━━ Record excerpts

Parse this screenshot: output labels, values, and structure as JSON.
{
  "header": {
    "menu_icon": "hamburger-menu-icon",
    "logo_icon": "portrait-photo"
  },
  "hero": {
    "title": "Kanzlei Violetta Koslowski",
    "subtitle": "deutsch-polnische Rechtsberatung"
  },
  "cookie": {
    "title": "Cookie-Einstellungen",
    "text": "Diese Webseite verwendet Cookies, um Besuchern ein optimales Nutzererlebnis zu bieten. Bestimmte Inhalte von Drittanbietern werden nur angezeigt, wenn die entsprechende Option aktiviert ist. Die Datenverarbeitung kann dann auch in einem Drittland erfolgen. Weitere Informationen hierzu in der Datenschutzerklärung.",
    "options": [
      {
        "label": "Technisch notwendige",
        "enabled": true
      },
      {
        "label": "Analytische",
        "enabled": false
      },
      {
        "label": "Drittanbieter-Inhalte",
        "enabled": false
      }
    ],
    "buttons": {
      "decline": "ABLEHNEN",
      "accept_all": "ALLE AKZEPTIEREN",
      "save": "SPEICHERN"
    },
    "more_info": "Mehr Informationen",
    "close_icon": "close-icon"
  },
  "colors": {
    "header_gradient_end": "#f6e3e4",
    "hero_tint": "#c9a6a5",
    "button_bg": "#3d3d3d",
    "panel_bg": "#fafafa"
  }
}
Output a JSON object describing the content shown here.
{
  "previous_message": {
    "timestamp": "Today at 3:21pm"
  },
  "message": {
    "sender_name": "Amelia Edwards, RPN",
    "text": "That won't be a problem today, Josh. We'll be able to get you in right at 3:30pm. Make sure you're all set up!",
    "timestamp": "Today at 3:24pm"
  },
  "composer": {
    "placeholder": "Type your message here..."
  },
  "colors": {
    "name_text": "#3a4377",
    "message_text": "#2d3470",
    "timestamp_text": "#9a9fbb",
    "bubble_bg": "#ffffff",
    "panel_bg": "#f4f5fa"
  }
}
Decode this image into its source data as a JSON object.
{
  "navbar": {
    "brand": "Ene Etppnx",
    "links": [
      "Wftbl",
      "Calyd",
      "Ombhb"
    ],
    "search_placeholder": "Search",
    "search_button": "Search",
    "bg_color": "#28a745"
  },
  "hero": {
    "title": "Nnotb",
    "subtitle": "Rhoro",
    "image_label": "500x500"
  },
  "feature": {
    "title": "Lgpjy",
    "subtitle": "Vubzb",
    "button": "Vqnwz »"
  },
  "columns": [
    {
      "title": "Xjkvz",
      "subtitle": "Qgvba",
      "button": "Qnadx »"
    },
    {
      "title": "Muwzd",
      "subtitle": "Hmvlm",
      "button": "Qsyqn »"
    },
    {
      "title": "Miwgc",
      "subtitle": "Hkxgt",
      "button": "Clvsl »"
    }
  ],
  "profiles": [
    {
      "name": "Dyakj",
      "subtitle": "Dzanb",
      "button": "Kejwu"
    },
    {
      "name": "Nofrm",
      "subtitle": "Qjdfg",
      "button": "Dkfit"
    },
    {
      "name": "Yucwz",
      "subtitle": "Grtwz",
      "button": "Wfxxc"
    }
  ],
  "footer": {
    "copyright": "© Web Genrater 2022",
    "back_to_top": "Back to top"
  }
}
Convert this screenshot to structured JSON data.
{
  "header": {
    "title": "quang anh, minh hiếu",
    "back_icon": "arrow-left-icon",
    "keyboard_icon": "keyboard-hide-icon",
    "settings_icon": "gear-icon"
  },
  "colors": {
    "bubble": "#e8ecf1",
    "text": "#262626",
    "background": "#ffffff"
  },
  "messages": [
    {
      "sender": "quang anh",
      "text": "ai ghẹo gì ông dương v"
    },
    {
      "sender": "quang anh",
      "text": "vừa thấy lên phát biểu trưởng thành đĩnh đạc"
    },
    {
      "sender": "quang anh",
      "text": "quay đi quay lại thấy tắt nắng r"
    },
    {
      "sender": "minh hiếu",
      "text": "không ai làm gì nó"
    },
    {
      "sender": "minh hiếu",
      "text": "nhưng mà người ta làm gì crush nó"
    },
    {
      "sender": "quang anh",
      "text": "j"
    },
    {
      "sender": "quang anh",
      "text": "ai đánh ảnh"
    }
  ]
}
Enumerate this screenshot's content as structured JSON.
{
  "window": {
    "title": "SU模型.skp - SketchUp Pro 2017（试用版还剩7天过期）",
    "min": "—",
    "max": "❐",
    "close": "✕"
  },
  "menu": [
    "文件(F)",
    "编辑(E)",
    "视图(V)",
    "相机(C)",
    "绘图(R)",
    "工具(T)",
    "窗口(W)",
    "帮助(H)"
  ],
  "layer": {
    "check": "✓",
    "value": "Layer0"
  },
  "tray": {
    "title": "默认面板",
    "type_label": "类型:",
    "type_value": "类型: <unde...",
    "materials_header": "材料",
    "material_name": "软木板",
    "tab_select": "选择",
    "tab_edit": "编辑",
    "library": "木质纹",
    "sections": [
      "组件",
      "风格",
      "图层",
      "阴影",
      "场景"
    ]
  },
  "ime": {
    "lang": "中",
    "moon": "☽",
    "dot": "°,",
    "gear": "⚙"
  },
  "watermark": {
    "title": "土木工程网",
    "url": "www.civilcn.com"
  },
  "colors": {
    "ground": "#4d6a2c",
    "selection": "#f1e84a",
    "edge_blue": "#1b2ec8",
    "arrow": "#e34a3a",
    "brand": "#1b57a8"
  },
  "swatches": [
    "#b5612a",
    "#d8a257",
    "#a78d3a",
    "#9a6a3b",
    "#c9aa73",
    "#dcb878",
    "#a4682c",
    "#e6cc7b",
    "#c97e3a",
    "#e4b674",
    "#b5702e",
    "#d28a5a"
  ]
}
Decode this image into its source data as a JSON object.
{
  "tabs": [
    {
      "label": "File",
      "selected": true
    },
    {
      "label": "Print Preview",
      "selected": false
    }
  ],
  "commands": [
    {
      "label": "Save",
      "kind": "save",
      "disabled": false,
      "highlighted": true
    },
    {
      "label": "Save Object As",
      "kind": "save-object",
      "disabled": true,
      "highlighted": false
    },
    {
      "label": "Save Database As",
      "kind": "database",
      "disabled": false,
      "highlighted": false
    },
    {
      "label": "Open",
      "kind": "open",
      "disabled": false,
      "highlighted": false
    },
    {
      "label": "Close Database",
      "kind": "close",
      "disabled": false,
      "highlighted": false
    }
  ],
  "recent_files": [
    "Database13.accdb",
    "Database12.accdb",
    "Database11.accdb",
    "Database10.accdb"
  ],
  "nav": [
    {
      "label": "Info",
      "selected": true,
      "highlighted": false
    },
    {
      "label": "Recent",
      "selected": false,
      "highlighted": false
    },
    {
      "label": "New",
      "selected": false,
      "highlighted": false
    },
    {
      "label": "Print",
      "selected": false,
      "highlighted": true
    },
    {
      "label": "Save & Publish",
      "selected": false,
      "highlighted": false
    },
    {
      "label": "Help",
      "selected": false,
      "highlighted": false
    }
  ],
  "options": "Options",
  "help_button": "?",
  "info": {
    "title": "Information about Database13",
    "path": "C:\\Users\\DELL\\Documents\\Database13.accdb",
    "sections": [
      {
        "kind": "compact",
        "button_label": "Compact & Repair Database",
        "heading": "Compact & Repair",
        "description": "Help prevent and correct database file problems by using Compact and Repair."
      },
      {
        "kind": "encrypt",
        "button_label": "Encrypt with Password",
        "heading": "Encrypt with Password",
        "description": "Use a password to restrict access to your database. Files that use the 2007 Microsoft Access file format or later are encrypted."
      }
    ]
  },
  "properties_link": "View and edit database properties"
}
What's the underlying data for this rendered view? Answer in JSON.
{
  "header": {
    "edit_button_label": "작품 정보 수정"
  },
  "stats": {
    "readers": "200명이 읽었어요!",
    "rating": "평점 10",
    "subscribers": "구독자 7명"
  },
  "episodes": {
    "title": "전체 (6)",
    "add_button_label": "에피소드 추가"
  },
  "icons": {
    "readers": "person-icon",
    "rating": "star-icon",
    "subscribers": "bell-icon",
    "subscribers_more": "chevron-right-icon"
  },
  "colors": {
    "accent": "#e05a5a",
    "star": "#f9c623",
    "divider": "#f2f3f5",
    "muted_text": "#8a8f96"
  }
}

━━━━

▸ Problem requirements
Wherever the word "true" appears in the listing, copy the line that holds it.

▸ Exercise output
        "enabled": true
      "selected": true
      "highlighted": true
      "disabled": true,
      "selected": true,
      "highlighted": true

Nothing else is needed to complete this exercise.